── PROVIDED MATERIAL
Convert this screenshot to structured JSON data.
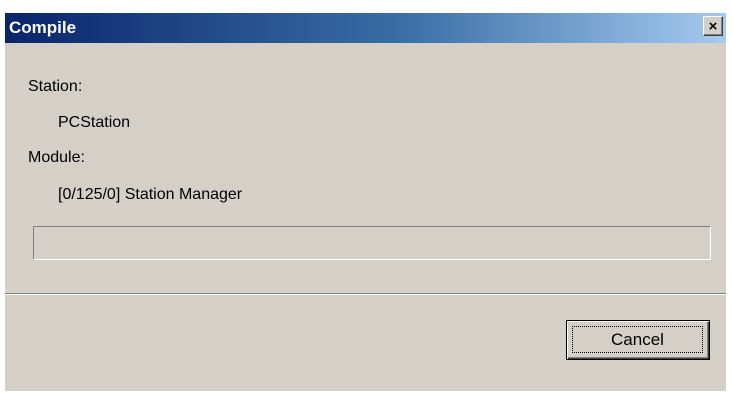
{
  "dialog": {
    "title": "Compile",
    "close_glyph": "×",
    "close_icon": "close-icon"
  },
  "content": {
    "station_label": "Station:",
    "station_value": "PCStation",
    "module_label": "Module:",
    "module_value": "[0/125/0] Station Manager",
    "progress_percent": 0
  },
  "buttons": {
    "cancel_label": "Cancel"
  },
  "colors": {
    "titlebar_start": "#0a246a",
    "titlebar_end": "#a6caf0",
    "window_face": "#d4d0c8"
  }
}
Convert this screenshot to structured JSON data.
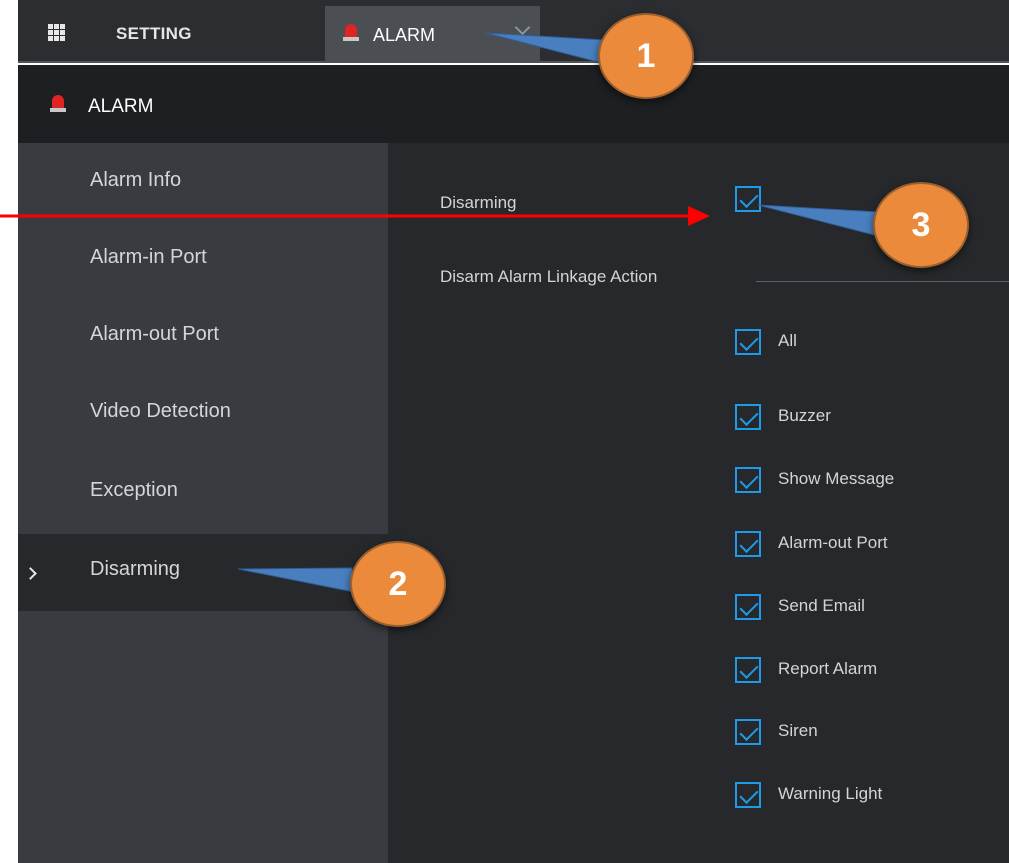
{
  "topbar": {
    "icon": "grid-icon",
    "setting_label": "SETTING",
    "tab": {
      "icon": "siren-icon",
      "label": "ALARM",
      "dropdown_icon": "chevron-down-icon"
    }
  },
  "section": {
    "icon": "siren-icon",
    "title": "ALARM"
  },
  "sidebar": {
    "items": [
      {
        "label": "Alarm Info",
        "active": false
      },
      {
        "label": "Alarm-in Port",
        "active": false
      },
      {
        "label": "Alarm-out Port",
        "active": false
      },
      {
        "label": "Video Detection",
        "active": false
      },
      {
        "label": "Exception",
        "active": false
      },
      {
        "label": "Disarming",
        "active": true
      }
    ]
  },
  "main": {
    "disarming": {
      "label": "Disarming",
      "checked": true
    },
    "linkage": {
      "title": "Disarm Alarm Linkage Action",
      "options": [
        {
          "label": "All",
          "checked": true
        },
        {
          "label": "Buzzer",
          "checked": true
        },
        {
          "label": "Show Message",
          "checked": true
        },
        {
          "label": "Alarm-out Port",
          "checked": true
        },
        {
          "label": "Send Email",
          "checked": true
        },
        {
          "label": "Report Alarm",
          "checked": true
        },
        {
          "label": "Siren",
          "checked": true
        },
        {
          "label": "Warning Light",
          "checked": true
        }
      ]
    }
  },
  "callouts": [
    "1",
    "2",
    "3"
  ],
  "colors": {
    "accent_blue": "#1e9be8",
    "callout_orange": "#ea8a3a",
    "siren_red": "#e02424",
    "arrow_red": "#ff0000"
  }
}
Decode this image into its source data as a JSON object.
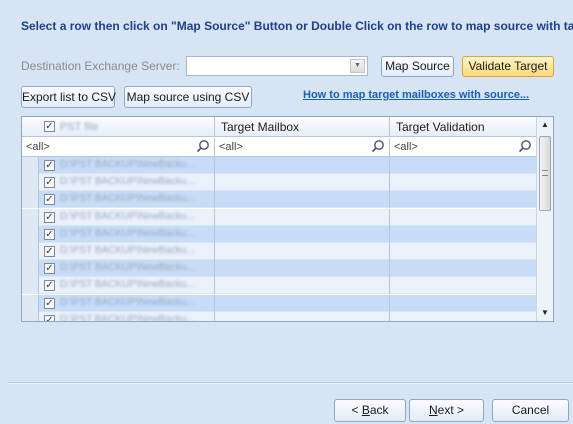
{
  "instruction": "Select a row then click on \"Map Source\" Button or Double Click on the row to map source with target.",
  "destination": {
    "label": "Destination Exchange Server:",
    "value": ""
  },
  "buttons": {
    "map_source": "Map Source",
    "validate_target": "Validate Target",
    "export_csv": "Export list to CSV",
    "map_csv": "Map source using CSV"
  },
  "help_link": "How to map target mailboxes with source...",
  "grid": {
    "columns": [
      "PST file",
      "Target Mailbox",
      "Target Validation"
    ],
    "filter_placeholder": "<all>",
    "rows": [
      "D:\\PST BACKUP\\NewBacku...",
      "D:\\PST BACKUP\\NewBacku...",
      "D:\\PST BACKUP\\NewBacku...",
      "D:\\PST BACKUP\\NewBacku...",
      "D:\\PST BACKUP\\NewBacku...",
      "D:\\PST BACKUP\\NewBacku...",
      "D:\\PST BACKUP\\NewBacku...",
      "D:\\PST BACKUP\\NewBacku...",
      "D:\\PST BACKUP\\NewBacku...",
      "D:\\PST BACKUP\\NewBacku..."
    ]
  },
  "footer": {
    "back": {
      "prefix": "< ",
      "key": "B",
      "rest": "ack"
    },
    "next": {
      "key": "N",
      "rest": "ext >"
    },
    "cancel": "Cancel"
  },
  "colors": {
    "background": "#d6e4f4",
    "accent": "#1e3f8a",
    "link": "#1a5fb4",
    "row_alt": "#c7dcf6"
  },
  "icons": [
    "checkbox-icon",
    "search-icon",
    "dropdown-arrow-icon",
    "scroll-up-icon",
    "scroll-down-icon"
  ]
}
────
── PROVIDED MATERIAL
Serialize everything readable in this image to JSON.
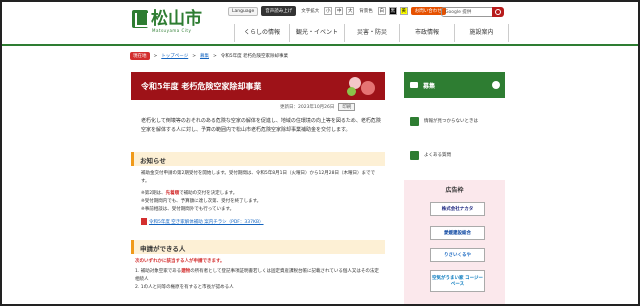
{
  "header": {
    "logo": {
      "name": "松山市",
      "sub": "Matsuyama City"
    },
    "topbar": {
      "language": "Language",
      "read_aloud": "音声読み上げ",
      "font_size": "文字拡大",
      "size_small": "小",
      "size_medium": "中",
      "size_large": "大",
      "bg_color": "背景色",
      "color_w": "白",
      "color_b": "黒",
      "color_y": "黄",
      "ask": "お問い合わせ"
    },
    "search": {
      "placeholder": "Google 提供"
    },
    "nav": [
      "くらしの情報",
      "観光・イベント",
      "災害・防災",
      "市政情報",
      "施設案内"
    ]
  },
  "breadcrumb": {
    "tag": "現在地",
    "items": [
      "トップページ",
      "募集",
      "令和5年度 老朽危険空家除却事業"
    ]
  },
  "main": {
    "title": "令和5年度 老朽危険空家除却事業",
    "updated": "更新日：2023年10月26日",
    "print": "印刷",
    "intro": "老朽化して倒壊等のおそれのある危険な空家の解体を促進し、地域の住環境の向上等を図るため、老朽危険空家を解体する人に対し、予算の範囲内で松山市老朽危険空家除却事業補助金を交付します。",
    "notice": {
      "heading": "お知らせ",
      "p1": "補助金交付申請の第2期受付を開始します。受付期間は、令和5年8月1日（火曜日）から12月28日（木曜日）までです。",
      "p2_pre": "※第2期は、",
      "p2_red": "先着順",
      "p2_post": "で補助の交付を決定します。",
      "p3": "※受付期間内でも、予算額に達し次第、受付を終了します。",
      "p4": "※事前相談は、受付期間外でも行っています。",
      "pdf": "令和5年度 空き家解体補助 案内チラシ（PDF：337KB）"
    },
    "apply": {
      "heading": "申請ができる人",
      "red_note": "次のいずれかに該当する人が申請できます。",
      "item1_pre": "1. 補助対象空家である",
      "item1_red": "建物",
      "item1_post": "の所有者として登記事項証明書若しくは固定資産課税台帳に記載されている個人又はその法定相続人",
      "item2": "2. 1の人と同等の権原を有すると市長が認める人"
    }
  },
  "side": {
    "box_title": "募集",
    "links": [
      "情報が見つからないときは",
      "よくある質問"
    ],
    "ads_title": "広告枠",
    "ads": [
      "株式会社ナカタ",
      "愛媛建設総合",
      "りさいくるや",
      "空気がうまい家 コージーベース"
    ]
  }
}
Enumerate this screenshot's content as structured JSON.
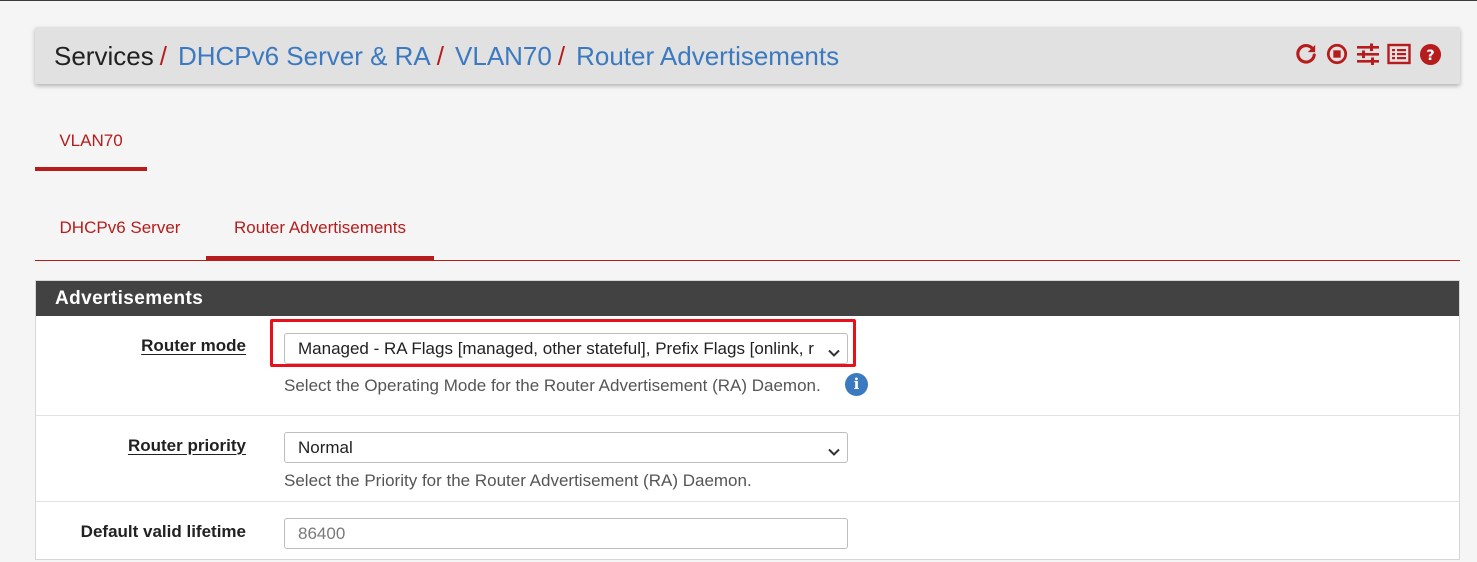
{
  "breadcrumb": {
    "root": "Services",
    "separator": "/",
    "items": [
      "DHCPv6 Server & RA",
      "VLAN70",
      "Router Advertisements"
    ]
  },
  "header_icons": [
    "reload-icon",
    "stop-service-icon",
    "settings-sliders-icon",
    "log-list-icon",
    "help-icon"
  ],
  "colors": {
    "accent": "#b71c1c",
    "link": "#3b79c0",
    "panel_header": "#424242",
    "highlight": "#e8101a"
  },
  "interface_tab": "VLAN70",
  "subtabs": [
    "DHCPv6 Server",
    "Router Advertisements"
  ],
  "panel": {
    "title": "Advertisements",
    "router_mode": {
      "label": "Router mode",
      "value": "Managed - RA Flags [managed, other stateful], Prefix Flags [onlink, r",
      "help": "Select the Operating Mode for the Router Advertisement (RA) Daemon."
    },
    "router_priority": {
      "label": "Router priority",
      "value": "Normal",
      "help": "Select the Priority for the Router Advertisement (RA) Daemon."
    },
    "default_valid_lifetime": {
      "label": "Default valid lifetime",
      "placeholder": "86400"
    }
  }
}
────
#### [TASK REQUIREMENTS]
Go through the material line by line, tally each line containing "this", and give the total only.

#### [RESPONSE AREA]
5